And it was this smile that she had bestowed upon Sam. And Sam, it will be remembered, had been waiting months and months for it.

We have made out, we fancy, a pretty good case for Samuel Shotter; and it was a pity that some kindly person was not present in Mr. Wrenn’s office at that moment to place these arguments before Kay. For not one of them occurred to her independently. She could see no excuse whatever for Sam’s conduct. She had wrenched herself from his grasp and moved to the other side of the desk, and across this she now regarded him with a blazing eye. Her fists were clenched and she was breathing quickly. She had the air of a girl who would have given a year’s pocket money for a copy of the Rev. Aubrey Jerningham’s Is There a Hell?
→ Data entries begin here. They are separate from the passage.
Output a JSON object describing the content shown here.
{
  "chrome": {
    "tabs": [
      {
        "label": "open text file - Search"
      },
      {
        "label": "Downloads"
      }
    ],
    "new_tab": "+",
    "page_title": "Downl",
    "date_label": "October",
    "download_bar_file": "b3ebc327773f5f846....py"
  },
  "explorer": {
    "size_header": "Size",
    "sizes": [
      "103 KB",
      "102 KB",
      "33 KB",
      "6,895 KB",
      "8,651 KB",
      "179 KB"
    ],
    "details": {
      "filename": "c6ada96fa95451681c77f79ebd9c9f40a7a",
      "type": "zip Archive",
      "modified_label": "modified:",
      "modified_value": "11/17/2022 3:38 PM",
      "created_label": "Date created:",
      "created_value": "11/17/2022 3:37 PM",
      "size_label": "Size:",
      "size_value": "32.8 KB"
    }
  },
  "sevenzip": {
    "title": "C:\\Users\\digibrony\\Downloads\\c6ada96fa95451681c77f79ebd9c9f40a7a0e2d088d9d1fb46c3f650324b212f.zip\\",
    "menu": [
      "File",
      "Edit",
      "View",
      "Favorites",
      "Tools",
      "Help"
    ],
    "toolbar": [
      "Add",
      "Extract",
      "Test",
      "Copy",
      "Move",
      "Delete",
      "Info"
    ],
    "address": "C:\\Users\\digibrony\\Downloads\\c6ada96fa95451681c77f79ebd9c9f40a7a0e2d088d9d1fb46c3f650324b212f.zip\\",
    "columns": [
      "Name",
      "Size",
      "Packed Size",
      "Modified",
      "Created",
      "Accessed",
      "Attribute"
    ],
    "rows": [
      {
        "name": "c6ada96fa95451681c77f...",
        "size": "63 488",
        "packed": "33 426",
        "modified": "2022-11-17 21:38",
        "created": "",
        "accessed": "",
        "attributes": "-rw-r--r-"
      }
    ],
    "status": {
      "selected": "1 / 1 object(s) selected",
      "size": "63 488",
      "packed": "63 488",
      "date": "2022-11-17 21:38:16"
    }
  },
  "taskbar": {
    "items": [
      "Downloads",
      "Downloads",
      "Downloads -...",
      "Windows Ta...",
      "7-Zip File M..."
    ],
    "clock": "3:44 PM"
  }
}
Gone was that delightful spirit of comradeship which, when he had been telling of his boyish dealings with Claude, had made him seem almost a kindred soul. Gone was that soft sensation of gratitude which had come to her on his assurance that he had not risked spoiling that repulsive youth by sparing the rod. All she felt now was that her first impressions of this young man had been right, and that she had been mauled and insulted by a black-hearted bounder whose very clothes should have warned her of his innate despicableness. It seems almost incredible that anyone should think such a thing of anybody, but it is a fact that in that instant Kay Derrick looked upon Sam as something even lower in the graduated scale of human subspecies than Claude Winnington-Bates.

As for Sam, he was still under the ether. Nothing is more difficult for both parties concerned than to know what to say immediately after an occurrence like this. An agitated silence was brooding over the room, when the necessity for speech was removed by the reëntry of Mr. Wrenn.

Mr. Wrenn was not an observant man. Nor was he sensitive to atmosphere. He saw nothing unusual in his niece’s aspect, nothing out of the way in Sam’s. The fact that the air inside the office of Pyke’s Home Companion was quivering with charged emotion escaped his notice altogether.

He addressed Sam genially.

“It is quite all right, Mr. Shotter. Lord Tilbury wishes you to start work on the Companion at once.”

Sam turned to him with the vague stare of the newly awakened sleepwalker.

“It will be nice having you in the office,” added Mr. Wrenn amiably. “I have been short-handed. By the way, Lord Tilbury asked me to send you along to him at once. He is just going out to lunch.”

“Lunch?” said Sam.

“He said you were lunching with him.”

“Oh, yes,” said Sam dully.

Mr. Wrenn watched him shamble out of the room with a benevolent eye.

“We’ll go and have a bite to eat, too, my dear,” he said, removing the alpaca coat which it was his custom to wear in the office. “Haven’t had lunch with you since I don’t know when.” He reached for the hook which held his other coat. “I shall like having this young Shotter in the office,” he said. “He seems a nice young fellow.”

“He is the most utterly loathsome creature I have ever met,” said Kay.

Mr. Wrenn, startled, dropped his hat.

“Eh? What do you mean?”

“Just what I say. He’s horrible.”

“But, my dear girl, you only met him five minutes ago.”

“I know.”

Mr. Wrenn stooped for his hat and smoothed it with some agitation.

“This is rather awkward,” he said.

“What is?”

“Your feeling like that about young Shotter.”

“I don’t see why. I don’t suppose I shall ever meet him again.”

“But you will. I don’t see how it can be prevented. Lord Tilbury tells me that this young man has taken a lease of Mon Repos.”

“Mon Repos!” Kay clutched at the desk. “You don’t mean Mon Repos next door to us?”

“Yes; and it is so difficult to avoid one’s next-door neighbors.”

Kay’s teeth met with a little click.

“It can be done,” she said.